REQUIREMENT ▸ Repeat the records exactly. Every line must match.

BEGIN RECORDS SUPPLIED

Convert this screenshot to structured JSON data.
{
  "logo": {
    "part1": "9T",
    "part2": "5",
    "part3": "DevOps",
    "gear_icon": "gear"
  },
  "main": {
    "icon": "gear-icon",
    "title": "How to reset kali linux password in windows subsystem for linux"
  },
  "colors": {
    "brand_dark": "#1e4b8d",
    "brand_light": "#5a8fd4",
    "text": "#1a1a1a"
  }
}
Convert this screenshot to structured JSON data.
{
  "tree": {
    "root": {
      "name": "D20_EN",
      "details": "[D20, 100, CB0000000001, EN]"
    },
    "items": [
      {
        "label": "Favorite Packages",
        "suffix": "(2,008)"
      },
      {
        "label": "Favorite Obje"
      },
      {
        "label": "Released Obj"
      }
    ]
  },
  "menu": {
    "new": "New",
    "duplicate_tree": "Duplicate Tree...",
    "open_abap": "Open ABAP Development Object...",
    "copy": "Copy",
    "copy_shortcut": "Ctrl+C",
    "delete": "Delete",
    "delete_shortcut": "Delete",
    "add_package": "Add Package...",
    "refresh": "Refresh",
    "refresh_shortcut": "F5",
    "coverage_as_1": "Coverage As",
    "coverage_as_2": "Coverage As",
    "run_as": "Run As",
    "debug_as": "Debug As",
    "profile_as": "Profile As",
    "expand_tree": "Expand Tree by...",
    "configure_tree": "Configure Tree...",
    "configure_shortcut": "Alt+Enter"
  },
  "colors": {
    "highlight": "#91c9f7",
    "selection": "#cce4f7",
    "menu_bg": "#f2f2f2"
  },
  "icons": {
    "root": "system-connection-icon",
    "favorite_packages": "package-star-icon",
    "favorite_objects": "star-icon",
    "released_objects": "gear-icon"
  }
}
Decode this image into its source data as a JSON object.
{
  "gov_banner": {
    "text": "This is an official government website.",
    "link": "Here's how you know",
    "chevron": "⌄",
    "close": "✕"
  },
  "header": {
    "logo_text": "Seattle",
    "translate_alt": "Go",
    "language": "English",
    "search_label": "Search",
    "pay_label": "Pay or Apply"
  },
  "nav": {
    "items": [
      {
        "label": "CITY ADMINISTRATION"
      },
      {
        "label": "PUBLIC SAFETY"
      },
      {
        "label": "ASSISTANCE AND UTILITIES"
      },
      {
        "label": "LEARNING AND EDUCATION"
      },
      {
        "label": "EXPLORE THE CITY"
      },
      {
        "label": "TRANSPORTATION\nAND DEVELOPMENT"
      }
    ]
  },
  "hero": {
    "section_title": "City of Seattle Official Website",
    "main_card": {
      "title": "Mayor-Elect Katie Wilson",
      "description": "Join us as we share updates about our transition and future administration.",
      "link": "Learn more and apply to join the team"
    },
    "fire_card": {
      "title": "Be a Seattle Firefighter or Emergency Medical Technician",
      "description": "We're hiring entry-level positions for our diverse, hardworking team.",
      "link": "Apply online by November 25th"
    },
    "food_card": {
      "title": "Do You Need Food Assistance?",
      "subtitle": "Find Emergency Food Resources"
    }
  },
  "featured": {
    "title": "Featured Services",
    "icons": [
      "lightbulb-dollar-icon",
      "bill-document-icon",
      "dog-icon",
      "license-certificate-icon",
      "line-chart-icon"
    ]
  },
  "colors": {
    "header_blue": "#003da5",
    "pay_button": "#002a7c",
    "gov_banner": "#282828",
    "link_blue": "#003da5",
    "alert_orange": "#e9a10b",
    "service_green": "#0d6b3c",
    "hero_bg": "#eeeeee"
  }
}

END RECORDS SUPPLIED

RESULT OF THE EXERCISE ▸
Convert this screenshot to structured JSON data.
{
  "logo": {
    "part1": "9T",
    "part2": "5",
    "part3": "DevOps",
    "gear_icon": "gear"
  },
  "main": {
    "icon": "gear-icon",
    "title": "How to reset kali linux password in windows subsystem for linux"
  },
  "colors": {
    "brand_dark": "#1e4b8d",
    "brand_light": "#5a8fd4",
    "text": "#1a1a1a"
  }
}
Convert this screenshot to structured JSON data.
{
  "tree": {
    "root": {
      "name": "D20_EN",
      "details": "[D20, 100, CB0000000001, EN]"
    },
    "items": [
      {
        "label": "Favorite Packages",
        "suffix": "(2,008)"
      },
      {
        "label": "Favorite Obje"
      },
      {
        "label": "Released Obj"
      }
    ]
  },
  "menu": {
    "new": "New",
    "duplicate_tree": "Duplicate Tree...",
    "open_abap": "Open ABAP Development Object...",
    "copy": "Copy",
    "copy_shortcut": "Ctrl+C",
    "delete": "Delete",
    "delete_shortcut": "Delete",
    "add_package": "Add Package...",
    "refresh": "Refresh",
    "refresh_shortcut": "F5",
    "coverage_as_1": "Coverage As",
    "coverage_as_2": "Coverage As",
    "run_as": "Run As",
    "debug_as": "Debug As",
    "profile_as": "Profile As",
    "expand_tree": "Expand Tree by...",
    "configure_tree": "Configure Tree...",
    "configure_shortcut": "Alt+Enter"
  },
  "colors": {
    "highlight": "#91c9f7",
    "selection": "#cce4f7",
    "menu_bg": "#f2f2f2"
  },
  "icons": {
    "root": "system-connection-icon",
    "favorite_packages": "package-star-icon",
    "favorite_objects": "star-icon",
    "released_objects": "gear-icon"
  }
}
Decode this image into its source data as a JSON object.
{
  "gov_banner": {
    "text": "This is an official government website.",
    "link": "Here's how you know",
    "chevron": "⌄",
    "close": "✕"
  },
  "header": {
    "logo_text": "Seattle",
    "translate_alt": "Go",
    "language": "English",
    "search_label": "Search",
    "pay_label": "Pay or Apply"
  },
  "nav": {
    "items": [
      {
        "label": "CITY ADMINISTRATION"
      },
      {
        "label": "PUBLIC SAFETY"
      },
      {
        "label": "ASSISTANCE AND UTILITIES"
      },
      {
        "label": "LEARNING AND EDUCATION"
      },
      {
        "label": "EXPLORE THE CITY"
      },
      {
        "label": "TRANSPORTATION\nAND DEVELOPMENT"
      }
    ]
  },
  "hero": {
    "section_title": "City of Seattle Official Website",
    "main_card": {
      "title": "Mayor-Elect Katie Wilson",
      "description": "Join us as we share updates about our transition and future administration.",
      "link": "Learn more and apply to join the team"
    },
    "fire_card": {
      "title": "Be a Seattle Firefighter or Emergency Medical Technician",
      "description": "We're hiring entry-level positions for our diverse, hardworking team.",
      "link": "Apply online by November 25th"
    },
    "food_card": {
      "title": "Do You Need Food Assistance?",
      "subtitle": "Find Emergency Food Resources"
    }
  },
  "featured": {
    "title": "Featured Services",
    "icons": [
      "lightbulb-dollar-icon",
      "bill-document-icon",
      "dog-icon",
      "license-certificate-icon",
      "line-chart-icon"
    ]
  },
  "colors": {
    "header_blue": "#003da5",
    "pay_button": "#002a7c",
    "gov_banner": "#282828",
    "link_blue": "#003da5",
    "alert_orange": "#e9a10b",
    "service_green": "#0d6b3c",
    "hero_bg": "#eeeeee"
  }
}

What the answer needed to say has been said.